[Entries from a dataset of interfaces]

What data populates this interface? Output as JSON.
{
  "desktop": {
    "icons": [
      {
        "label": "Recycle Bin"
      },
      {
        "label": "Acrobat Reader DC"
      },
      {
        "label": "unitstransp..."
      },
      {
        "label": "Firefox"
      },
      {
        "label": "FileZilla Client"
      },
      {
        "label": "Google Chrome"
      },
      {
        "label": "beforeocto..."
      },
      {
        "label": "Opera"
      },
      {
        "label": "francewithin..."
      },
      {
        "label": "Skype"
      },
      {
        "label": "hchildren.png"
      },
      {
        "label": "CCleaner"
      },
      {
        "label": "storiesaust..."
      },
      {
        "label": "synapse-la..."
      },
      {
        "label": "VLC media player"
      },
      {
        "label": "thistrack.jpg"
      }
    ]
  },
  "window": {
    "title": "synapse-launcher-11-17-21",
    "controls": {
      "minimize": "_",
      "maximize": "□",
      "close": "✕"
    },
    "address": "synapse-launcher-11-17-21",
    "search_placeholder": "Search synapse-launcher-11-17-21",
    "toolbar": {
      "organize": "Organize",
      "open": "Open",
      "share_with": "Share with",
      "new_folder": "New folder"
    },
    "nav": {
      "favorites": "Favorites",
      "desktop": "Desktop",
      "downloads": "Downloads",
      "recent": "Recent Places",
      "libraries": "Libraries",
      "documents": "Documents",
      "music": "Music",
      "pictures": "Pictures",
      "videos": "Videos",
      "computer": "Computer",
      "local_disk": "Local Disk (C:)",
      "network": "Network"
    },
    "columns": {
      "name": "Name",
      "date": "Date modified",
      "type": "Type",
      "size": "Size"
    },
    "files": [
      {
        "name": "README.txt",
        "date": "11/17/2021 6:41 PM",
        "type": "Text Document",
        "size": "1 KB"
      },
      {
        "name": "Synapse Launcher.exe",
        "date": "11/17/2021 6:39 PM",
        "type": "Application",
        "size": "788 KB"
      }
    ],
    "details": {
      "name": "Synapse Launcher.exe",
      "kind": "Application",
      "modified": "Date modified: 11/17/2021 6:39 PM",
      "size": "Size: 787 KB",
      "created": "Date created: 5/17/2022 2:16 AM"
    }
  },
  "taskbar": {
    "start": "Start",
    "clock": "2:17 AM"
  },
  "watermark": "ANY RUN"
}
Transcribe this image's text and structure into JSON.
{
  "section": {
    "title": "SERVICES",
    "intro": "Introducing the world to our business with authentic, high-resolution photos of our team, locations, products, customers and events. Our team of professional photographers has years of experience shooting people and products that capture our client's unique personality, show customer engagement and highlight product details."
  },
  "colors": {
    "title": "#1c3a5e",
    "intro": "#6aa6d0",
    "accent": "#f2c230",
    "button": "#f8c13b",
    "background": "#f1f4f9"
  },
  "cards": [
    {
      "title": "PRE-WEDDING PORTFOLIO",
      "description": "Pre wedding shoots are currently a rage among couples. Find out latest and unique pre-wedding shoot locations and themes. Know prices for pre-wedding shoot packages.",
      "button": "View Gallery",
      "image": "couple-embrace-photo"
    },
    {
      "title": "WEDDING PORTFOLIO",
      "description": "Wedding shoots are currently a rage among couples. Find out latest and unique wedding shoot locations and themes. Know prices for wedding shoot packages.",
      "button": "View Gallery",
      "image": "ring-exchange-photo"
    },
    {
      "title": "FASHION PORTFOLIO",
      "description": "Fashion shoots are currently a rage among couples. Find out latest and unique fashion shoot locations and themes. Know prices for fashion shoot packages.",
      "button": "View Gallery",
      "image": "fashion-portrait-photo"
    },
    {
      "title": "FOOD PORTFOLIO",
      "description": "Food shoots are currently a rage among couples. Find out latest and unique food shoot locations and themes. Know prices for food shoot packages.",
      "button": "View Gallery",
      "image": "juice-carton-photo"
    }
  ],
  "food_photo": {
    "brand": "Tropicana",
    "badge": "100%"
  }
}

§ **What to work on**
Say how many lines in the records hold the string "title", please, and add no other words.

§ **Solution below**
7